Going through the entries below, tally the lines that hold the word "true" and state the result alone.

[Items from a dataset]
○ ○ ○ ○ ○ ○ ○

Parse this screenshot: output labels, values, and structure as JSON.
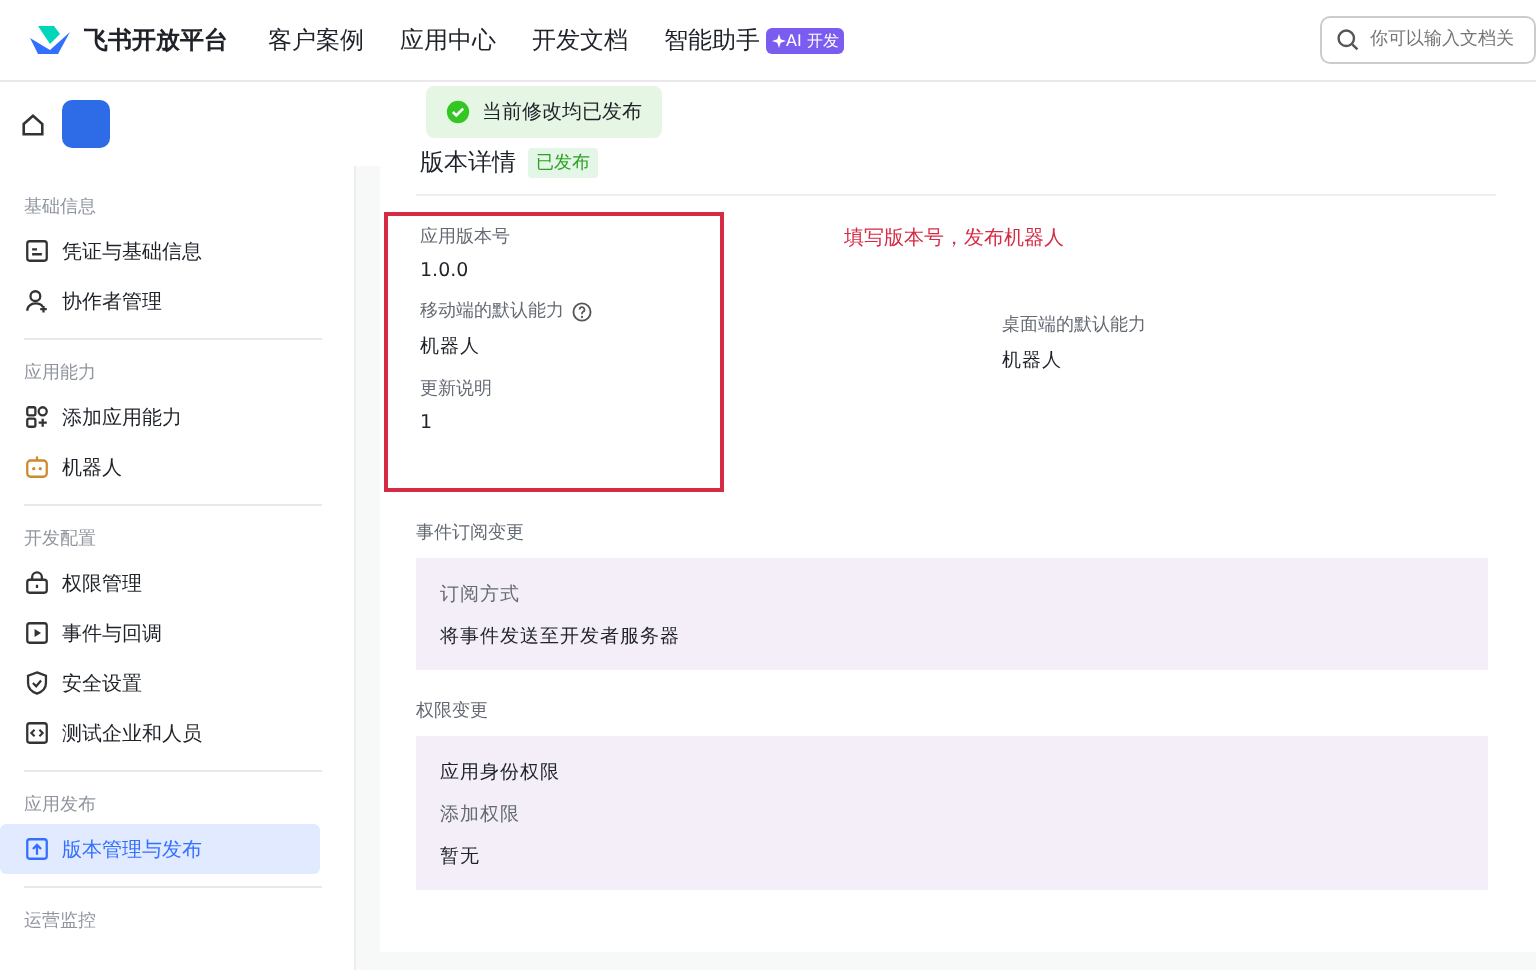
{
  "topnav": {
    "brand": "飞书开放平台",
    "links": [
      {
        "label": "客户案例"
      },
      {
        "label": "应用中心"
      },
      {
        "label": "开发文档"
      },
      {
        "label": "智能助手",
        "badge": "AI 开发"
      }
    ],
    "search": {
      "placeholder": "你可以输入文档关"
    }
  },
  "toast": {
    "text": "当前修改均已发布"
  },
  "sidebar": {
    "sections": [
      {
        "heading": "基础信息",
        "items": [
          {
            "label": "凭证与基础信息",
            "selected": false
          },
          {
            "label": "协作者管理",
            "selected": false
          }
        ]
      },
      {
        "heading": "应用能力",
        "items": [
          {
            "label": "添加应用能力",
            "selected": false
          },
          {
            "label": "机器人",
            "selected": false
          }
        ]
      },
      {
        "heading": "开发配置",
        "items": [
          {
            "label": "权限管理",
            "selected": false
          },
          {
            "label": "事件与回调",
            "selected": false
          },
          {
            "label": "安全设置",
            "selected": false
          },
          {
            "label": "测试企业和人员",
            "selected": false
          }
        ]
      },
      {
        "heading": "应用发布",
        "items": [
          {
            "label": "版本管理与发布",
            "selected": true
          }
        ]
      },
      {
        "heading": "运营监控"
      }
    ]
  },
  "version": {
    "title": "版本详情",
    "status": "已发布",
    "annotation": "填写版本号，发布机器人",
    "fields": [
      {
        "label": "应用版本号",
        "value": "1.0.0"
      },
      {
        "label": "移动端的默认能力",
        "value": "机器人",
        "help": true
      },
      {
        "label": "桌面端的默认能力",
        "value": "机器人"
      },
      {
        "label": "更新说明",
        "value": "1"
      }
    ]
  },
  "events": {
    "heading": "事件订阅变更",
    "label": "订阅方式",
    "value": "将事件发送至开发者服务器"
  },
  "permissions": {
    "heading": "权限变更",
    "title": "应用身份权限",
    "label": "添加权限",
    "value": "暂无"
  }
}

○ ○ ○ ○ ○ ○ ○

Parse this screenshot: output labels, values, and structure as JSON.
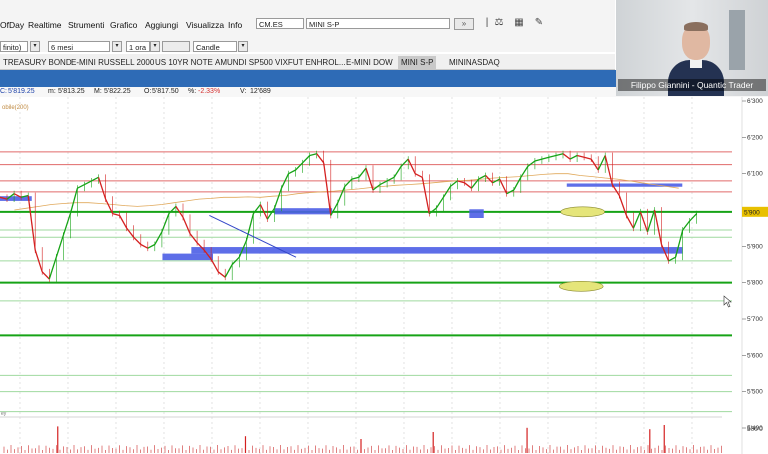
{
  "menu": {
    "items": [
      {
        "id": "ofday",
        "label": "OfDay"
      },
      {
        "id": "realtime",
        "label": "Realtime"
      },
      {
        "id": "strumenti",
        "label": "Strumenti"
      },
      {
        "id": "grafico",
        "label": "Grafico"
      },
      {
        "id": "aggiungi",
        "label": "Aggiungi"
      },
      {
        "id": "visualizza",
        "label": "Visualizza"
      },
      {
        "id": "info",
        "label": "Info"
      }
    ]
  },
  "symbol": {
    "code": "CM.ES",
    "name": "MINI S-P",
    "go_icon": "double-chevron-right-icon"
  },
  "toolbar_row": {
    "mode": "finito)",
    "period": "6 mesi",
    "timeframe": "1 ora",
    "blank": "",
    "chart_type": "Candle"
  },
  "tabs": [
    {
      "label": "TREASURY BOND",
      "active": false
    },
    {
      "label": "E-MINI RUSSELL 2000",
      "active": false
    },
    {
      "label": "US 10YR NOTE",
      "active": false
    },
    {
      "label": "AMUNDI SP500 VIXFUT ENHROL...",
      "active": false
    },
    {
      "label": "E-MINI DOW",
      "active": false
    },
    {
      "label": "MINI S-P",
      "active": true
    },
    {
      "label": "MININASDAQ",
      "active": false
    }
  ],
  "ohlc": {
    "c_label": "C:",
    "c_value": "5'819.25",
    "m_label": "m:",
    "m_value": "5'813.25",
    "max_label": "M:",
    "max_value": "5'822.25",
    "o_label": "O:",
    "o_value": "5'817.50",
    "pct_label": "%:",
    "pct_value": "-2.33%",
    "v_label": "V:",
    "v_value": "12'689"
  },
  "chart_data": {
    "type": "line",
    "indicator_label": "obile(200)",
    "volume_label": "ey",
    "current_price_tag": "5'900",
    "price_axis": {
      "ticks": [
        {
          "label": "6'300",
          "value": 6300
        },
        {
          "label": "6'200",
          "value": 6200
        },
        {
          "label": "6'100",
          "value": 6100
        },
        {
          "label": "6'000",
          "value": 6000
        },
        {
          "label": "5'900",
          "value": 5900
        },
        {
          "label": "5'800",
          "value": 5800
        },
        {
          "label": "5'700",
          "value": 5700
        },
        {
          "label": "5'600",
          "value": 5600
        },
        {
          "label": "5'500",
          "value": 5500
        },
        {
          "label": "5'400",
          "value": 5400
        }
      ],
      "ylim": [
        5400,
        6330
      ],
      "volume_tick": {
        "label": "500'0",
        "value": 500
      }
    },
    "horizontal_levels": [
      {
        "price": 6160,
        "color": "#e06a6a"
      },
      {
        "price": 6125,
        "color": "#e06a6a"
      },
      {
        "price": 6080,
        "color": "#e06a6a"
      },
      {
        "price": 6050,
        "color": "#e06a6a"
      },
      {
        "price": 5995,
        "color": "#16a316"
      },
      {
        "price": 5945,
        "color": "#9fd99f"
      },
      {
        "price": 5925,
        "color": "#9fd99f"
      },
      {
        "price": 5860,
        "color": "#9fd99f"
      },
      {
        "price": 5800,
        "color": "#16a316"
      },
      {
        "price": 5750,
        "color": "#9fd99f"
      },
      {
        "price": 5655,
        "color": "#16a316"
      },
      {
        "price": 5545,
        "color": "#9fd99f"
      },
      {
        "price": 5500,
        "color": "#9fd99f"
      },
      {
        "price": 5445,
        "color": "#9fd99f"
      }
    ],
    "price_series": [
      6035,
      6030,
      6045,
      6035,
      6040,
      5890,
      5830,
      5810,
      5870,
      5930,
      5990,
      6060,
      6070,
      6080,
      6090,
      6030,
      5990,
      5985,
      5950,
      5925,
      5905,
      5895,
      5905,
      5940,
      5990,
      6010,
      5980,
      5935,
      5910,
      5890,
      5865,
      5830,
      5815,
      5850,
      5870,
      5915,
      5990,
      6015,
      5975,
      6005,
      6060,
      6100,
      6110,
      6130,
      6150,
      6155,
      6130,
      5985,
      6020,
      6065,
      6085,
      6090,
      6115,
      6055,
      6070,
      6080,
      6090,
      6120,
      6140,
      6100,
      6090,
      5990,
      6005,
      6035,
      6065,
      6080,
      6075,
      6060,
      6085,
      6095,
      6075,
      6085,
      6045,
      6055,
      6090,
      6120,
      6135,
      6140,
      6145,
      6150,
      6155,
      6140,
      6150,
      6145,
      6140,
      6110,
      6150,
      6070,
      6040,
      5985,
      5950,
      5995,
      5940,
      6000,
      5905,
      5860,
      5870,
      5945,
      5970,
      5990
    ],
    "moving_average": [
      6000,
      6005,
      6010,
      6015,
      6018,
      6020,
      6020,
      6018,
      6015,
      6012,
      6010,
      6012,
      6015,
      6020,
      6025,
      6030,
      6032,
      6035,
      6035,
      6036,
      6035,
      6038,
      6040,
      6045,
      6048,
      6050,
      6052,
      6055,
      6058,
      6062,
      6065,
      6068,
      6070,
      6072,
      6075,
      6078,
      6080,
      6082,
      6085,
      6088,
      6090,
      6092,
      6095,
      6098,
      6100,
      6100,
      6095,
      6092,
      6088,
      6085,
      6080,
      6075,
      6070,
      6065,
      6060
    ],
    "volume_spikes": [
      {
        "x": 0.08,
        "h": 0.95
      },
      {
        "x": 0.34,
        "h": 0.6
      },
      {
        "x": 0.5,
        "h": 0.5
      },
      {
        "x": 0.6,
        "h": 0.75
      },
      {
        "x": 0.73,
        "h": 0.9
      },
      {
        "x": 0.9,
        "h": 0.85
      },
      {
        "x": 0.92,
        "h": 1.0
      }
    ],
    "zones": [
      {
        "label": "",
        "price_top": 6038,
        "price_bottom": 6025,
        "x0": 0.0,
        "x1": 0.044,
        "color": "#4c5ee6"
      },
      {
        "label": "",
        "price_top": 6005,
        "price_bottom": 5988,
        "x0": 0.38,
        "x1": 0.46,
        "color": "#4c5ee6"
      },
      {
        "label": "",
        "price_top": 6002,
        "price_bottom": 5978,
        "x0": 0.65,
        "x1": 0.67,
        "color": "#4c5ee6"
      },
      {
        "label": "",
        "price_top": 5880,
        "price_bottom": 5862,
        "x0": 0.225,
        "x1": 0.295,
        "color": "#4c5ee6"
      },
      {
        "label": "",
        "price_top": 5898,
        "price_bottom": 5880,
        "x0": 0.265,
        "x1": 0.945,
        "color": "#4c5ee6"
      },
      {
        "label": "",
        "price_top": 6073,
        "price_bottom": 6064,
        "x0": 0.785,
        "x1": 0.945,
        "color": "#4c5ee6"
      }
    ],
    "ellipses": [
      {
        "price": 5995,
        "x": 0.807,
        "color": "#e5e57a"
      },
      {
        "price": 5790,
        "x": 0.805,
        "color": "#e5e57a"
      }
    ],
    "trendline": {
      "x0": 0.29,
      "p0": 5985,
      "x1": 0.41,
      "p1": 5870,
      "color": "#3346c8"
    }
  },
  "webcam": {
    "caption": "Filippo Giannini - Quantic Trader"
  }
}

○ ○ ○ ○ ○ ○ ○

Output below: 3